EXERCISE: Return each line of the entries that mentions the word "service".

ENTRIES SUPPLIED:

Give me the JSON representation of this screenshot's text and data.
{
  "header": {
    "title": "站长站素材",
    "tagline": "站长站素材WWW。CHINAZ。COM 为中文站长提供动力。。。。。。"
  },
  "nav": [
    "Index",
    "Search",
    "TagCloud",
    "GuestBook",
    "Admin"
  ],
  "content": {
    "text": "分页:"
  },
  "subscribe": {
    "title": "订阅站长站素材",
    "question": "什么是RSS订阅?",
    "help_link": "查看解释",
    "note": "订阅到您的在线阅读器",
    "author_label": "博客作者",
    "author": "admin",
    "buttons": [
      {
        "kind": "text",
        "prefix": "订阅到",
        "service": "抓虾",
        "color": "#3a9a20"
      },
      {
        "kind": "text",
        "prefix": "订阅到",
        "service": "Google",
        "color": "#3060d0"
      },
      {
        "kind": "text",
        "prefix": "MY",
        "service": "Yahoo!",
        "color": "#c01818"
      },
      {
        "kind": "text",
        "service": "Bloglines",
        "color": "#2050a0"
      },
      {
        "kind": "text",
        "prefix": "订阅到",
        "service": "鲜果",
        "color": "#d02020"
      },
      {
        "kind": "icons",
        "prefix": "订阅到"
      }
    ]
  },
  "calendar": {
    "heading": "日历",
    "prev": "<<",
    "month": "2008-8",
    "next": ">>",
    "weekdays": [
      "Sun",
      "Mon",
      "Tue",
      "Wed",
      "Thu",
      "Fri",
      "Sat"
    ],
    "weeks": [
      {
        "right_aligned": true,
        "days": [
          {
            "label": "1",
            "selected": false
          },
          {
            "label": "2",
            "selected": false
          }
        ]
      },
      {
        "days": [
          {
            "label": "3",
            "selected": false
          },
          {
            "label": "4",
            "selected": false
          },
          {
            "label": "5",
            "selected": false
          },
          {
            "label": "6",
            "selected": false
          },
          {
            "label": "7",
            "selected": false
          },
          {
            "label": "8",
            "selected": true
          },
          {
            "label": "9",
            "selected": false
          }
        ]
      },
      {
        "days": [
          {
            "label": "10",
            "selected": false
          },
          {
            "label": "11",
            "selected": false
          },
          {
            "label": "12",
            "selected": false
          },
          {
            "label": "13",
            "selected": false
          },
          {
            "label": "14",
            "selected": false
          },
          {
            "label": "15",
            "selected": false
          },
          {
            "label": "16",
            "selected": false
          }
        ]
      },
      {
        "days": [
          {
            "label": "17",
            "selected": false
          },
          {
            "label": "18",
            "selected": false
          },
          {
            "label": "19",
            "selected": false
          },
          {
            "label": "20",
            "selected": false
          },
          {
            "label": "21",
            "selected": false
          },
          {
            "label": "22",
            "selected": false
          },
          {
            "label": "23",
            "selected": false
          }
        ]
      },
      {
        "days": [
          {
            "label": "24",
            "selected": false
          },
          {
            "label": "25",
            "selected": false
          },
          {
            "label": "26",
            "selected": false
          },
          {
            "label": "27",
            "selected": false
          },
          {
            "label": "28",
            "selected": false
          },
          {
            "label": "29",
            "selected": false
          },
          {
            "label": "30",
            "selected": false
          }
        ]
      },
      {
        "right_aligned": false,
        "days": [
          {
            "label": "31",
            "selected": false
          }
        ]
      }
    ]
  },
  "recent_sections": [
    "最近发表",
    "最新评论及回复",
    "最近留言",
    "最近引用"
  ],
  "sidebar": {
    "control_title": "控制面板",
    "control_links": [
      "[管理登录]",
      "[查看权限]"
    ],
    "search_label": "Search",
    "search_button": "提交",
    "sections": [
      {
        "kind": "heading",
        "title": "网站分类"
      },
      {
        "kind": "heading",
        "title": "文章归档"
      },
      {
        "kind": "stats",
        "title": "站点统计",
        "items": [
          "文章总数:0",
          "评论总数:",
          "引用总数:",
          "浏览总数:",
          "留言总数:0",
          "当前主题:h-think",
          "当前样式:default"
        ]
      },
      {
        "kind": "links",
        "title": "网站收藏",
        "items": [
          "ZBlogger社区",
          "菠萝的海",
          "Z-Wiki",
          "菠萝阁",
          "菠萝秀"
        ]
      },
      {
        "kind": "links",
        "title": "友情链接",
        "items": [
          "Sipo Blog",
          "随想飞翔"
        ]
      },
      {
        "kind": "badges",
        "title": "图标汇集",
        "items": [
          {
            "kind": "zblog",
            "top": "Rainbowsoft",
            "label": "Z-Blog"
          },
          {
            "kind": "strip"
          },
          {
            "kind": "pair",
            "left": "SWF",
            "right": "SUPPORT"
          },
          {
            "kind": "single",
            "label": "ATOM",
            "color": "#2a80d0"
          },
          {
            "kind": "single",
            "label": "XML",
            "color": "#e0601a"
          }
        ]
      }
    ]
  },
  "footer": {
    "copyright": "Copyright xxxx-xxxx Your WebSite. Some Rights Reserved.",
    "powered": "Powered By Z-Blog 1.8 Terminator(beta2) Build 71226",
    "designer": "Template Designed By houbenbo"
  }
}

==

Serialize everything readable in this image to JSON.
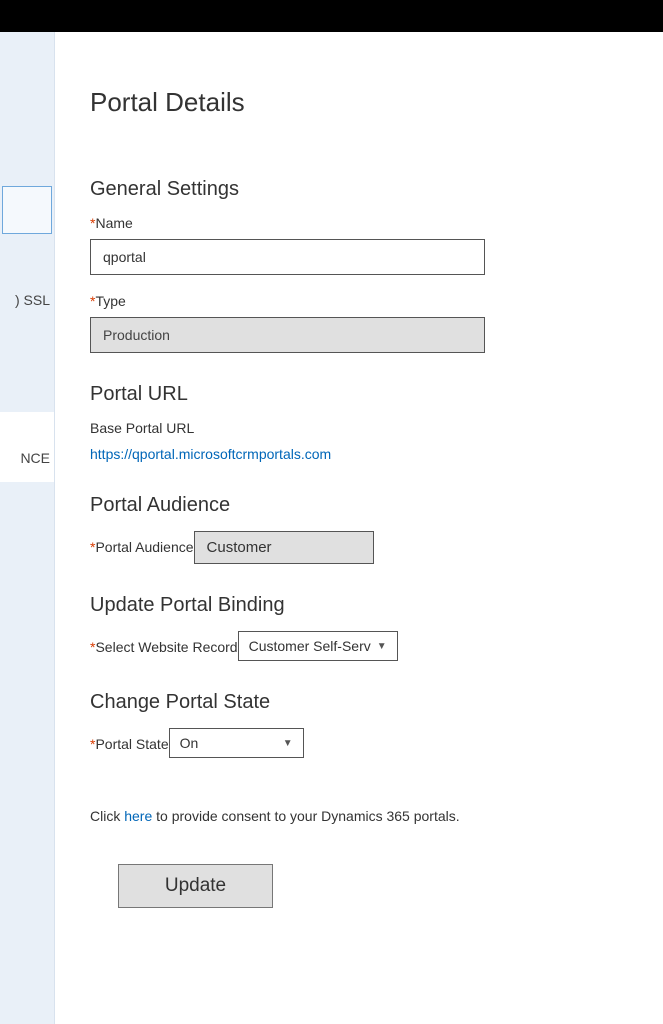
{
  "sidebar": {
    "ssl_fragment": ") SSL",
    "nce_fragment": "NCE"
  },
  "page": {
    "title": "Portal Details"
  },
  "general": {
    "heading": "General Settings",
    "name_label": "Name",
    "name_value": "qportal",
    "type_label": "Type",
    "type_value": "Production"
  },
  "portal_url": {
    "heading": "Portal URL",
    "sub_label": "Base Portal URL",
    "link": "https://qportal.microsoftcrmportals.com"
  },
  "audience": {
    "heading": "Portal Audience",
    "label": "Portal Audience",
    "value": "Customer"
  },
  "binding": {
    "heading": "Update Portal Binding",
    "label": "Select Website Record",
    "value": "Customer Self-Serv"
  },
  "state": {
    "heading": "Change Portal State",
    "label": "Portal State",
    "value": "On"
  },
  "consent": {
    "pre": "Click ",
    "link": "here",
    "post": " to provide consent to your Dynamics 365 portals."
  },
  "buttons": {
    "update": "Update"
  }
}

REPLY TO THE EXERCISE:
        "service": "抓虾",
        "service": "Google",
        "service": "Yahoo!",
        "service": "Bloglines",
        "service": "鲜果",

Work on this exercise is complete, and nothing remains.